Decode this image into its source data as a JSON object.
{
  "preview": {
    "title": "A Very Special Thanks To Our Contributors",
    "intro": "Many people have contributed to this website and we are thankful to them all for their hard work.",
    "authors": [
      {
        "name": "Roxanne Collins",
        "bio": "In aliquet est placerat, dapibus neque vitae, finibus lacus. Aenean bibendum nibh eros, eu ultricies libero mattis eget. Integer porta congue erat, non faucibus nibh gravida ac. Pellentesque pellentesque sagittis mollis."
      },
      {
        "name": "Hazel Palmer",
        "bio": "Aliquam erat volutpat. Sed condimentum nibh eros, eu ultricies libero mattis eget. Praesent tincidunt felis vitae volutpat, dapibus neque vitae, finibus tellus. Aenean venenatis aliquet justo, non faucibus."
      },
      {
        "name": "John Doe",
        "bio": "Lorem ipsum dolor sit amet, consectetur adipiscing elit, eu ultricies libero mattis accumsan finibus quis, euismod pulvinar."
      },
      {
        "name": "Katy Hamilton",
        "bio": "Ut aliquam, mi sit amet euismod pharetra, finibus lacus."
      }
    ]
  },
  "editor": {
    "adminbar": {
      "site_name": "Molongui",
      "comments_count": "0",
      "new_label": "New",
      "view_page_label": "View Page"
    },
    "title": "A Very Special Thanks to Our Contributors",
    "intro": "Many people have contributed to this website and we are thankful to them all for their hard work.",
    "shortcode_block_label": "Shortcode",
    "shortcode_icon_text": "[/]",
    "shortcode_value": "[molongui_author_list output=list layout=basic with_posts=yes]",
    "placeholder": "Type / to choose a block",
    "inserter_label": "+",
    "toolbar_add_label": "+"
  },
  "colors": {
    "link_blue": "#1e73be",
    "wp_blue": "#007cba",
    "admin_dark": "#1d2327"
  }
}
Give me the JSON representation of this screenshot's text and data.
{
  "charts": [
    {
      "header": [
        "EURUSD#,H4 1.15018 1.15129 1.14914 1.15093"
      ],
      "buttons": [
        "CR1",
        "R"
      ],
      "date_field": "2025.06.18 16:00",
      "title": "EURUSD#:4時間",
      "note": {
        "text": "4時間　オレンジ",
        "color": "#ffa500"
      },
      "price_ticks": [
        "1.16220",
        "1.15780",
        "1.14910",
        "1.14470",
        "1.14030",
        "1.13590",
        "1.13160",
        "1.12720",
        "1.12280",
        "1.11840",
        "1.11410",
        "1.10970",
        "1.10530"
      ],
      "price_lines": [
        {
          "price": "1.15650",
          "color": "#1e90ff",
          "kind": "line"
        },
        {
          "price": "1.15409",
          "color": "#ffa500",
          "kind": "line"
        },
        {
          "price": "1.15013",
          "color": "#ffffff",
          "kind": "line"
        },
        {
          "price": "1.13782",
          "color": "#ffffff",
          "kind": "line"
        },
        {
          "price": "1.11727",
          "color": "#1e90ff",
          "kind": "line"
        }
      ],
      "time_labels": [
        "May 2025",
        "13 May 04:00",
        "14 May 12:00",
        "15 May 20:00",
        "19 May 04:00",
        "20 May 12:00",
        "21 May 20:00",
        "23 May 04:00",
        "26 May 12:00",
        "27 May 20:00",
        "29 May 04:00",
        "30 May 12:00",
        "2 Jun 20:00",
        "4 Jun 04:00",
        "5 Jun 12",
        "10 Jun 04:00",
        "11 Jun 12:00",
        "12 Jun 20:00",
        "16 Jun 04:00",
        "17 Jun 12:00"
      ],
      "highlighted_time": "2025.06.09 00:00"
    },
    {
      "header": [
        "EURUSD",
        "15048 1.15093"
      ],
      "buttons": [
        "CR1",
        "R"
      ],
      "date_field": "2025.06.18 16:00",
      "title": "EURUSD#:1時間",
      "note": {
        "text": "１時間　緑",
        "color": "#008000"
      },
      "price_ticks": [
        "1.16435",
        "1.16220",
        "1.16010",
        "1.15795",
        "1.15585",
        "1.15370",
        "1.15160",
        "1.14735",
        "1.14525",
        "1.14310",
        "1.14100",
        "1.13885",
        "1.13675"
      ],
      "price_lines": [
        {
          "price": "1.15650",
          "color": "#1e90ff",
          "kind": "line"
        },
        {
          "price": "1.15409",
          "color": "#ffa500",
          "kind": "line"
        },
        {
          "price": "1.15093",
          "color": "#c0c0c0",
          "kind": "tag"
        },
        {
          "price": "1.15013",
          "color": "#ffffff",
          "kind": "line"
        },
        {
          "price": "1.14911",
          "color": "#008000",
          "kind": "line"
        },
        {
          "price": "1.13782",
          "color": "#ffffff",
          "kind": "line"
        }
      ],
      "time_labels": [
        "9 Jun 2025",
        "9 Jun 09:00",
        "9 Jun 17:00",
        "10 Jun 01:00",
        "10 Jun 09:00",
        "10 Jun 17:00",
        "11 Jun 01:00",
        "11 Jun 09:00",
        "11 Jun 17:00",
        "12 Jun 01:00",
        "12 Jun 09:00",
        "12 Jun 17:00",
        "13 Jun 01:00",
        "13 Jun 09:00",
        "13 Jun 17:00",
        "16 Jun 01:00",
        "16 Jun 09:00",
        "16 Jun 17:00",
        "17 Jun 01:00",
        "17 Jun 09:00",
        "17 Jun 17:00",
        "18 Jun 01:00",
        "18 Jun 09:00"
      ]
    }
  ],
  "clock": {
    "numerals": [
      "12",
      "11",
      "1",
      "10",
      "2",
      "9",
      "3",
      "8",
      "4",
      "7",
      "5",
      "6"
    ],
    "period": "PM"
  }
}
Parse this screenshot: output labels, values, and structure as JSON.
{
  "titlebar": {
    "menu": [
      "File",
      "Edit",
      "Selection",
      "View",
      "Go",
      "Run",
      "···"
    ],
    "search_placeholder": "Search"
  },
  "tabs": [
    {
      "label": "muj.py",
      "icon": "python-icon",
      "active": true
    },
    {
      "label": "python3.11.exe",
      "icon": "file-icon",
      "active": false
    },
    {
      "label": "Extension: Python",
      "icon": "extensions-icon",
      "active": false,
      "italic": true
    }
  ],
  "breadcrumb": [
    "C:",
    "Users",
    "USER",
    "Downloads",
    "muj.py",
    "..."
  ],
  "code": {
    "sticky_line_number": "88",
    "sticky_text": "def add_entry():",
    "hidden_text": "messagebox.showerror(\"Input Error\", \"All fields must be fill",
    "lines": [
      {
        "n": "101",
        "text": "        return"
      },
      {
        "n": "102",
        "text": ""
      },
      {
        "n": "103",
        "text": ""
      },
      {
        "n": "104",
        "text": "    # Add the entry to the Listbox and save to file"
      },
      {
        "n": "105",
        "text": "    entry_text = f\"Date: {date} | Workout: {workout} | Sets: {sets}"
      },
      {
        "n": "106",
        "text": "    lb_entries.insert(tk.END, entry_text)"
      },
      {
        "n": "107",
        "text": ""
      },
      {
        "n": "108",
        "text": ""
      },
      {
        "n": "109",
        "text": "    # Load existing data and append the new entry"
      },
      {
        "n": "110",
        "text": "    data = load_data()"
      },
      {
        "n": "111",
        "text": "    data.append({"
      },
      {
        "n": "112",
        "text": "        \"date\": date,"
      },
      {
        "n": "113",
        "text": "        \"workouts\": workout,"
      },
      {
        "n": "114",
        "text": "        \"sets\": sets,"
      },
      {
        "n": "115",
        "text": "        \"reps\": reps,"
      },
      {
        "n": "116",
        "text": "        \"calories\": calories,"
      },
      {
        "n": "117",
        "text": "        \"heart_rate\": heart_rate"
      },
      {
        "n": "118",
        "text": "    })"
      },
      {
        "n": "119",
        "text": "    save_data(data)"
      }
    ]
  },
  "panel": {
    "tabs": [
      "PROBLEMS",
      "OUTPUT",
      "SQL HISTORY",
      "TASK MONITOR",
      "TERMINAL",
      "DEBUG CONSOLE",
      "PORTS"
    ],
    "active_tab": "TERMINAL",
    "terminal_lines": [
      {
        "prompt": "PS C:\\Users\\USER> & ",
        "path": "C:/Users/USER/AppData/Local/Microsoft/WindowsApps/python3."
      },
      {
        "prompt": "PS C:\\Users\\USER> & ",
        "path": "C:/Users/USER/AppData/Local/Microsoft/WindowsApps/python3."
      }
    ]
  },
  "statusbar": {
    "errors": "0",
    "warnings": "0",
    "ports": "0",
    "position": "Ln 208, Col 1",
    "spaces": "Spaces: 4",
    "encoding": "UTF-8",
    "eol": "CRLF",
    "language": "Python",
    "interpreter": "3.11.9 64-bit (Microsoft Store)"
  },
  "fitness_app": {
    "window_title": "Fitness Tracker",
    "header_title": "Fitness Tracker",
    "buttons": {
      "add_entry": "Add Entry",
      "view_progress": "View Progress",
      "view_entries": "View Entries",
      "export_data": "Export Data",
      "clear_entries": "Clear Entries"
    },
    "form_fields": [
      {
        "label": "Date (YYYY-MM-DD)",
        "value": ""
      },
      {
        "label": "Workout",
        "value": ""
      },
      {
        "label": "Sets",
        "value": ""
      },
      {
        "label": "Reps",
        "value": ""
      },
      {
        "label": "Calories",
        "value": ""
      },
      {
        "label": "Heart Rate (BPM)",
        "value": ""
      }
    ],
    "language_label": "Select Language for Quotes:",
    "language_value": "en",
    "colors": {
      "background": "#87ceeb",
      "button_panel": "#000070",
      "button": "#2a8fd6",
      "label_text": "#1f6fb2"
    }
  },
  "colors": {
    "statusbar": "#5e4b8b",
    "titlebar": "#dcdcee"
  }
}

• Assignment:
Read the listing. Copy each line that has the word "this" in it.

• Exercise response:
Decode this image into its source data as a JSON object.
    "intro": "Many people have contributed to this website and we are thankful to them all for their hard work.",
    "intro": "Many people have contributed to this website and we are thankful to them all for their hard work.",
Give me the JSON representation of this screenshot's text and data.
Parse this screenshot: output labels, values, and structure as JSON.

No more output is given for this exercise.